Scott: And my question, well, it’s the name of the podcast, but I, I do like the question as well, because everybody’s answer is different.
Like is success means so many different things in it. And what I’m happy with is out of all the people that I’ve ever interviewed, the answer is never. Monetary ever, ever, ever it’s more free time. It’s, it’s being fulfilled. It’s enjoying the journey. There’s a lot of different answers, but it’s always like, it makes you think about, you know, I would consider, I would consider to most people who are starting in their career, you are quite successful and there’s levels of success beyond you and whatnot, but it doesn’t really matter because you see that at every level of success.
The, the, the thing that people value the most. Is actually not the money because I’m sure you know. Yeah, yeah, yeah. It’s just a by-product and the journey I liked that you brought up the journey just because the journey is so important because I don’t think you can, maybe you can have success without, without enjoying the journey.

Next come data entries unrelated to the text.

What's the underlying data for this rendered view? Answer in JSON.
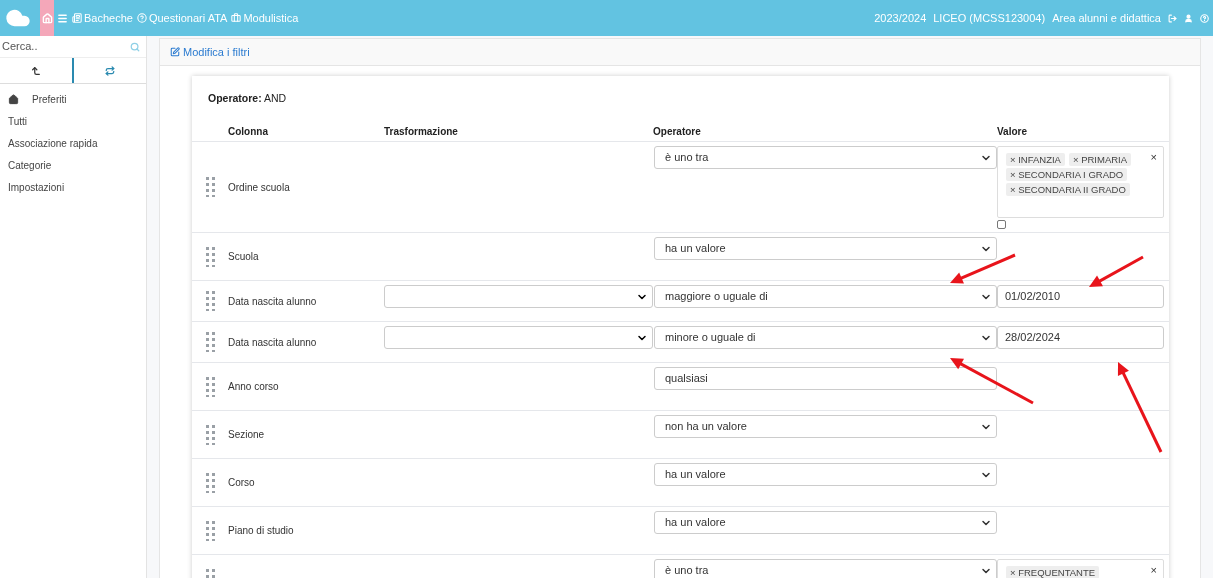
{
  "topbar": {
    "nav": [
      {
        "label": "Bacheche"
      },
      {
        "label": "Questionari ATA"
      },
      {
        "label": "Modulistica"
      }
    ],
    "year": "2023/2024",
    "school": "LICEO (MCSS123004)",
    "area": "Area alunni e didattica"
  },
  "sidebar": {
    "search": {
      "placeholder": "Cerca.."
    },
    "tabs": [
      {
        "selected": false
      },
      {
        "selected": true
      }
    ],
    "items": [
      {
        "label": "Preferiti",
        "icon": true
      },
      {
        "label": "Tutti",
        "icon": false
      },
      {
        "label": "Associazione rapida",
        "icon": false
      },
      {
        "label": "Categorie",
        "icon": false
      },
      {
        "label": "Impostazioni",
        "icon": false
      }
    ]
  },
  "panel": {
    "header": "Modifica i filtri",
    "operator_label": "Operatore:",
    "operator_value": "AND",
    "columns": [
      "Colonna",
      "Trasformazione",
      "Operatore",
      "Valore"
    ],
    "rows": [
      {
        "column": "Ordine scuola",
        "transform": false,
        "operator": "è uno tra",
        "dropdown": true,
        "value": {
          "kind": "tags",
          "tags": [
            "INFANZIA",
            "PRIMARIA",
            "SECONDARIA I GRADO",
            "SECONDARIA II GRADO"
          ],
          "tag_remove": "×",
          "clear": "×",
          "checkbox": {
            "checked": false
          }
        }
      },
      {
        "column": "Scuola",
        "transform": false,
        "operator": "ha un valore",
        "dropdown": true
      },
      {
        "column": "Data nascita alunno",
        "transform": true,
        "operator": "maggiore o uguale di",
        "dropdown": true,
        "value": {
          "kind": "text",
          "text": "01/02/2010"
        }
      },
      {
        "column": "Data nascita alunno",
        "transform": true,
        "operator": "minore o uguale di",
        "dropdown": true,
        "value": {
          "kind": "text",
          "text": "28/02/2024"
        }
      },
      {
        "column": "Anno corso",
        "transform": false,
        "operator": "qualsiasi",
        "dropdown": false
      },
      {
        "column": "Sezione",
        "transform": false,
        "operator": "non ha un valore",
        "dropdown": true
      },
      {
        "column": "Corso",
        "transform": false,
        "operator": "ha un valore",
        "dropdown": true
      },
      {
        "column": "Piano di studio",
        "transform": false,
        "operator": "ha un valore",
        "dropdown": true
      },
      {
        "transform": false,
        "operator": "è uno tra",
        "dropdown": true,
        "value": {
          "kind": "tags",
          "tags": [
            "FREQUENTANTE"
          ],
          "tag_remove": "×",
          "clear": "×"
        }
      }
    ]
  }
}
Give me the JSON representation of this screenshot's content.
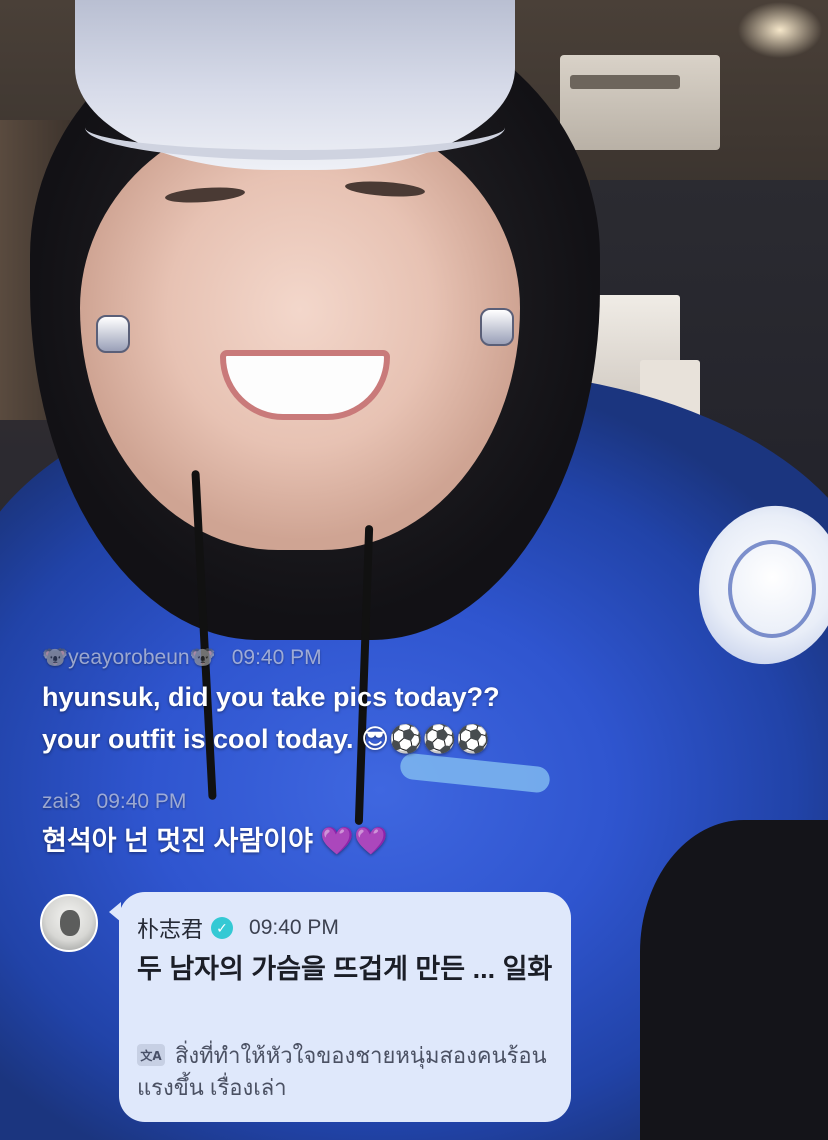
{
  "chat": {
    "messages": [
      {
        "username": "🐨yeayorobeun🐨",
        "time": "09:40 PM",
        "lines": [
          "hyunsuk, did you take pics today??",
          "your outfit is cool today. 😎⚽⚽⚽"
        ]
      },
      {
        "username": "zai3",
        "time": "09:40 PM",
        "lines": [
          "현석아 넌 멋진 사람이야 💜💜"
        ]
      }
    ],
    "artist_message": {
      "username": "朴志君",
      "time": "09:40 PM",
      "text": "두 남자의 가슴을 뜨겁게 만든 ... 일화",
      "translation": "สิ่งที่ทำให้หัวใจของชายหนุ่มสองคนร้อนแรงขึ้น เรื่องเล่า",
      "translate_icon_label": "文A"
    }
  },
  "colors": {
    "bubble_bg": "#dfe8fb",
    "verified": "#34c9d4"
  },
  "icons": {
    "verified": "verified-check-icon",
    "translate": "translate-icon"
  }
}
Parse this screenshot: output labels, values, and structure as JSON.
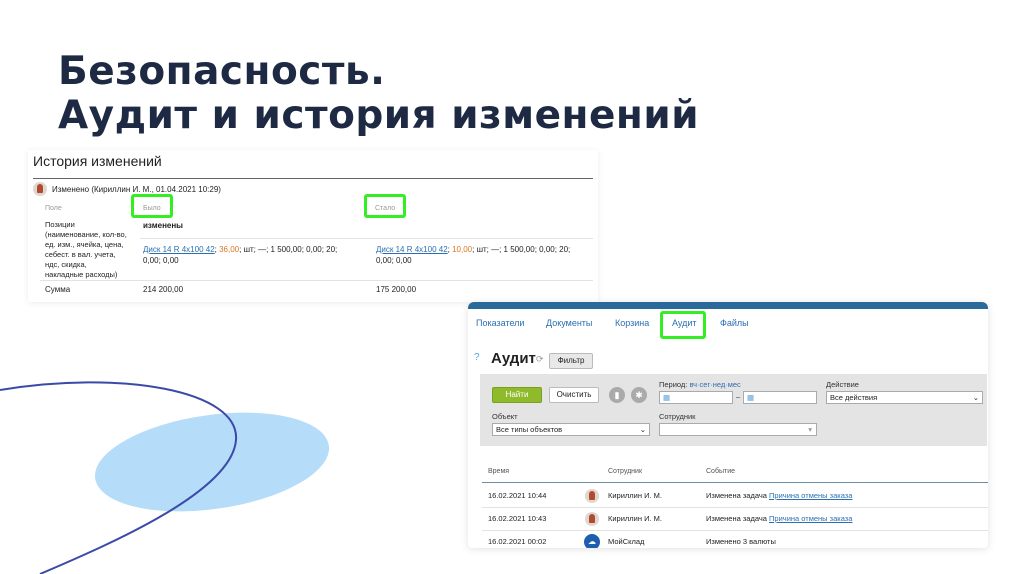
{
  "slide": {
    "title_line1": "Безопасность.",
    "title_line2": "Аудит и история изменений"
  },
  "history": {
    "title": "История изменений",
    "changed_by": "Изменено (Кириллин И. М., 01.04.2021 10:29)",
    "col_field": "Поле",
    "col_was": "Было",
    "col_became": "Стало",
    "positions_label": "Позиции (наименование, кол-во, ед. изм., ячейка, цена, себест. в вал. учета, ндс, скидка, накладные расходы)",
    "positions_status": "изменены",
    "was": {
      "link": "Диск 14 R 4x100 42",
      "sep": "; ",
      "qty": "36,00",
      "rest": "; шт; —; 1 500,00; 0,00; 20;",
      "rest2": "0,00; 0,00"
    },
    "became": {
      "link": "Диск 14 R 4x100 42",
      "sep": "; ",
      "qty": "10,00",
      "rest": "; шт; —; 1 500,00; 0,00; 20;",
      "rest2": "0,00; 0,00"
    },
    "sum_label": "Сумма",
    "sum_was": "214 200,00",
    "sum_became": "175 200,00"
  },
  "audit": {
    "tabs": [
      "Показатели",
      "Документы",
      "Корзина",
      "Аудит",
      "Файлы"
    ],
    "active_tab": "Аудит",
    "heading": "Аудит",
    "filter_button": "Фильтр",
    "find_button": "Найти",
    "clear_button": "Очистить",
    "period_label": "Период:",
    "period_links": "вч·сег·нед·мес",
    "period_dash": "–",
    "action_label": "Действие",
    "action_value": "Все действия",
    "object_label": "Объект",
    "object_value": "Все типы объектов",
    "employee_label": "Сотрудник",
    "employee_value": "",
    "columns": [
      "Время",
      "Сотрудник",
      "Событие"
    ],
    "rows": [
      {
        "time": "16.02.2021 10:44",
        "employee": "Кириллин И. М.",
        "event": "Изменена задача ",
        "event_link": "Причина отмены заказа",
        "avatar": "user"
      },
      {
        "time": "16.02.2021 10:43",
        "employee": "Кириллин И. М.",
        "event": "Изменена задача ",
        "event_link": "Причина отмены заказа",
        "avatar": "user"
      },
      {
        "time": "16.02.2021 00:02",
        "employee": "МойСклад",
        "event": "Изменено 3 валюты",
        "event_link": "",
        "avatar": "system"
      }
    ]
  },
  "colors": {
    "highlight": "#33ee22",
    "link": "#2c6fb0",
    "title": "#1e2a43",
    "deco_fill": "#b5dcf8",
    "deco_line": "#3b4aa8"
  }
}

But my God, you’re not going to have a good life that you won’t have a good life. You have to have ups and downs and you have to enjoy the journey. You have to enjoy the process because if you’re trying to rush it, it’s just going to be hell. In all seriousness, like nothing good comes from rushing success and not enjoying the journey.
Okay. Most important. You dropped a, a couple of links before, but your social, you, LinkedIn, you have a, you know, your website, but other, other places, people can go and connect with you, reach out to you. Yeah.
Rajiv ‘RajNATION’: If you’re on Instagram, which a lot of people are at startup hype, man we post a lot of our podcast content there and they’ll just some other like advice stuff.
And if you want to just, you know, keep in touch with me personally as well. At Raj nation, our AIG nation, I don’t really use Twitter at all. I haven’t really used Twitter in like three years, so I have an account, but like I would say, instead of following me on there, follow me on Instagram.